* Problem to solve: Tally the lines in these records that hold the string "Газовая", and reply with the number alone.

**** Task input

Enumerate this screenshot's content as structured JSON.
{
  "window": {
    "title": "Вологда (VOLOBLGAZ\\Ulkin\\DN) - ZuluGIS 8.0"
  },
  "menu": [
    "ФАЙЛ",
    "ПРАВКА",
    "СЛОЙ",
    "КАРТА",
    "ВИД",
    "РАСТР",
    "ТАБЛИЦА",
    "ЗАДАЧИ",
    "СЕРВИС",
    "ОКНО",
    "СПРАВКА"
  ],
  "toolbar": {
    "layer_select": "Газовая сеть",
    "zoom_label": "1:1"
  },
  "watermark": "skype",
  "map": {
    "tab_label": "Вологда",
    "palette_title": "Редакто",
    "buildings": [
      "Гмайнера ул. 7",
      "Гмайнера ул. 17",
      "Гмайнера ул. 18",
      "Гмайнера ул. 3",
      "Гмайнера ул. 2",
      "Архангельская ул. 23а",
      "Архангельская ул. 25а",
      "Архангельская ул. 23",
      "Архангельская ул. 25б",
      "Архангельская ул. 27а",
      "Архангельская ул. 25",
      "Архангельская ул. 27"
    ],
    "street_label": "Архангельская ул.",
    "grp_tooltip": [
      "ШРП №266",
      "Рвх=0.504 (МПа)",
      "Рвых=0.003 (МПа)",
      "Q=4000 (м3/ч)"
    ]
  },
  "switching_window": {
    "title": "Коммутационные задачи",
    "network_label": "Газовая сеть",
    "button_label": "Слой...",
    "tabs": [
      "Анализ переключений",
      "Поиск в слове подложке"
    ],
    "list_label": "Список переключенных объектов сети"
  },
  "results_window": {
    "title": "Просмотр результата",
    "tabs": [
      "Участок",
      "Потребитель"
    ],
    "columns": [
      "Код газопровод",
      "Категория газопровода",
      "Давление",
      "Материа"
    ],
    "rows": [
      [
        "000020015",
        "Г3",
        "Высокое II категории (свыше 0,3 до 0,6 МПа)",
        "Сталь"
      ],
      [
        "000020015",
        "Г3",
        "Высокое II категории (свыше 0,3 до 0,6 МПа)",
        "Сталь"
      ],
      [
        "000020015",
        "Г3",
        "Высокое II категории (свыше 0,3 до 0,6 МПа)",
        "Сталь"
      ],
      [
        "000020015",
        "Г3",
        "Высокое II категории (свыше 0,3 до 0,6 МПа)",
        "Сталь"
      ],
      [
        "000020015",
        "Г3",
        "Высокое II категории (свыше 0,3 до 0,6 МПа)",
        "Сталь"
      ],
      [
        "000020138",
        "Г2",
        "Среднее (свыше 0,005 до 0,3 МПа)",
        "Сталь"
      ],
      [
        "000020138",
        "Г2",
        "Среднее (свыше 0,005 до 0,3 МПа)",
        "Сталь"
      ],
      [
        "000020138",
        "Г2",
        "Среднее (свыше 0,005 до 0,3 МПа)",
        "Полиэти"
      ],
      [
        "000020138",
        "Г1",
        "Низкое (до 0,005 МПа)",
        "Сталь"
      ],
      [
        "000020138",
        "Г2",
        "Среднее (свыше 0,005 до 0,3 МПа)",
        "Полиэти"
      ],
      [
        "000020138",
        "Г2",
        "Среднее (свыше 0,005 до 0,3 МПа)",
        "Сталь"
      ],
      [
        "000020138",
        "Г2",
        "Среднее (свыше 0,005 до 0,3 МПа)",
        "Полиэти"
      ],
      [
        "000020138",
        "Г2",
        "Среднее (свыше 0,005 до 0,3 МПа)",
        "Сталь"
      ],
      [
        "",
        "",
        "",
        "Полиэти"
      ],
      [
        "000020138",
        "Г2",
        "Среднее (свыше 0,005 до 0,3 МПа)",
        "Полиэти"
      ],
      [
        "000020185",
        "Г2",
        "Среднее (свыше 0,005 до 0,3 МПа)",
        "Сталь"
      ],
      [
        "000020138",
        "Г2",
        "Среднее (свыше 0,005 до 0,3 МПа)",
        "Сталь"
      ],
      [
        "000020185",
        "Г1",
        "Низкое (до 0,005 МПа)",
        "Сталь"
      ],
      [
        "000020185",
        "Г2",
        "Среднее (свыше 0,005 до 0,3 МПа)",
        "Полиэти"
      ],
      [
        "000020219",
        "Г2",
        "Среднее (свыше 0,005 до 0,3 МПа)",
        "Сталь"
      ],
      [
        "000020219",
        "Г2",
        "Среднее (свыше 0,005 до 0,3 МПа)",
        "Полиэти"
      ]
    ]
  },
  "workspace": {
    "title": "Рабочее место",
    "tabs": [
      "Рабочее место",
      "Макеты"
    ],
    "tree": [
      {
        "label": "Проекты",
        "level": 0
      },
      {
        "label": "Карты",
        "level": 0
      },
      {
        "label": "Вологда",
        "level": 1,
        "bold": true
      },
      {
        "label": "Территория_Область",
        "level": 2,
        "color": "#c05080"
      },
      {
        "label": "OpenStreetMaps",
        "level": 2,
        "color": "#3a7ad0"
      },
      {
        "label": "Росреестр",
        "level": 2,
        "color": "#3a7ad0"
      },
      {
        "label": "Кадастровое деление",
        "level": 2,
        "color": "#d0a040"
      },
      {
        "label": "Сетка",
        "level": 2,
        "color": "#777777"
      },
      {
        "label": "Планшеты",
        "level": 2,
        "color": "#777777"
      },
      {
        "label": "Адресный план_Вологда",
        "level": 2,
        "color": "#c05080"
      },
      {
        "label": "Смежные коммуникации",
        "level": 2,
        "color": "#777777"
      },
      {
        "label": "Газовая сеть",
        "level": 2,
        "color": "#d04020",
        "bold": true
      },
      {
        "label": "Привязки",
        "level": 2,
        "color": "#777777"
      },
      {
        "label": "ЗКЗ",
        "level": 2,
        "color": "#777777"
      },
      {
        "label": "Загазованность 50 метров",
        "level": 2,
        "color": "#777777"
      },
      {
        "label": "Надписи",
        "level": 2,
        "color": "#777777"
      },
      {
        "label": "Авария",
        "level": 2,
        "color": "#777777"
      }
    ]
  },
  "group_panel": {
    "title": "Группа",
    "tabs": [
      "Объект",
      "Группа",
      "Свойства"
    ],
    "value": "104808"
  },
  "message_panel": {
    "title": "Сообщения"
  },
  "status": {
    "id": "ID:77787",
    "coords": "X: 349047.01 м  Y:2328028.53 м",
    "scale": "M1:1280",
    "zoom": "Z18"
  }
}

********

* Answer for the task: 3